== Information provided
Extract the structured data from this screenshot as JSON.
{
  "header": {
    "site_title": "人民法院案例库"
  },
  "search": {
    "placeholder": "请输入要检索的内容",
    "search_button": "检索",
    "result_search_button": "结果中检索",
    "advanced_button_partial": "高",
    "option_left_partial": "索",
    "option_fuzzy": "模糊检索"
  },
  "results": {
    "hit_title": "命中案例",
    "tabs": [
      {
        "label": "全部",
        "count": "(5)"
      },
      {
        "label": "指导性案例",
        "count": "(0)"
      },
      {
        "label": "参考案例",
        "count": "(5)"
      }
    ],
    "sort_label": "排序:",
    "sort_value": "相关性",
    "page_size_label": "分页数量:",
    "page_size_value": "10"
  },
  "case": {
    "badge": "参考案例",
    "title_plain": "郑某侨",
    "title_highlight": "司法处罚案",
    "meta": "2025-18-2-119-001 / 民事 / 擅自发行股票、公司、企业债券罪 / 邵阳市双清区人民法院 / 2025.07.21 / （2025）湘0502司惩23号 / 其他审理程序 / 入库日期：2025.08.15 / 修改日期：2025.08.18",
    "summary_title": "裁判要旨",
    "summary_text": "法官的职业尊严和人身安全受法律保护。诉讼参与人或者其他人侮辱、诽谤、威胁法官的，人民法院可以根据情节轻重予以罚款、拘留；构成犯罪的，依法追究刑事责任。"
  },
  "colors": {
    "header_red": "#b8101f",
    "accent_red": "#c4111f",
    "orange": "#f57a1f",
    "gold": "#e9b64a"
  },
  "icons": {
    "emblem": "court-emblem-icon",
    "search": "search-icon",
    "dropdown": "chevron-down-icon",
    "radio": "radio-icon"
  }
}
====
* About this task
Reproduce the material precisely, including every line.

* Task response
Extract the structured data from this screenshot as JSON.
{
  "header": {
    "site_title": "人民法院案例库"
  },
  "search": {
    "placeholder": "请输入要检索的内容",
    "search_button": "检索",
    "result_search_button": "结果中检索",
    "advanced_button_partial": "高",
    "option_left_partial": "索",
    "option_fuzzy": "模糊检索"
  },
  "results": {
    "hit_title": "命中案例",
    "tabs": [
      {
        "label": "全部",
        "count": "(5)"
      },
      {
        "label": "指导性案例",
        "count": "(0)"
      },
      {
        "label": "参考案例",
        "count": "(5)"
      }
    ],
    "sort_label": "排序:",
    "sort_value": "相关性",
    "page_size_label": "分页数量:",
    "page_size_value": "10"
  },
  "case": {
    "badge": "参考案例",
    "title_plain": "郑某侨",
    "title_highlight": "司法处罚案",
    "meta": "2025-18-2-119-001 / 民事 / 擅自发行股票、公司、企业债券罪 / 邵阳市双清区人民法院 / 2025.07.21 / （2025）湘0502司惩23号 / 其他审理程序 / 入库日期：2025.08.15 / 修改日期：2025.08.18",
    "summary_title": "裁判要旨",
    "summary_text": "法官的职业尊严和人身安全受法律保护。诉讼参与人或者其他人侮辱、诽谤、威胁法官的，人民法院可以根据情节轻重予以罚款、拘留；构成犯罪的，依法追究刑事责任。"
  },
  "colors": {
    "header_red": "#b8101f",
    "accent_red": "#c4111f",
    "orange": "#f57a1f",
    "gold": "#e9b64a"
  },
  "icons": {
    "emblem": "court-emblem-icon",
    "search": "search-icon",
    "dropdown": "chevron-down-icon",
    "radio": "radio-icon"
  }
}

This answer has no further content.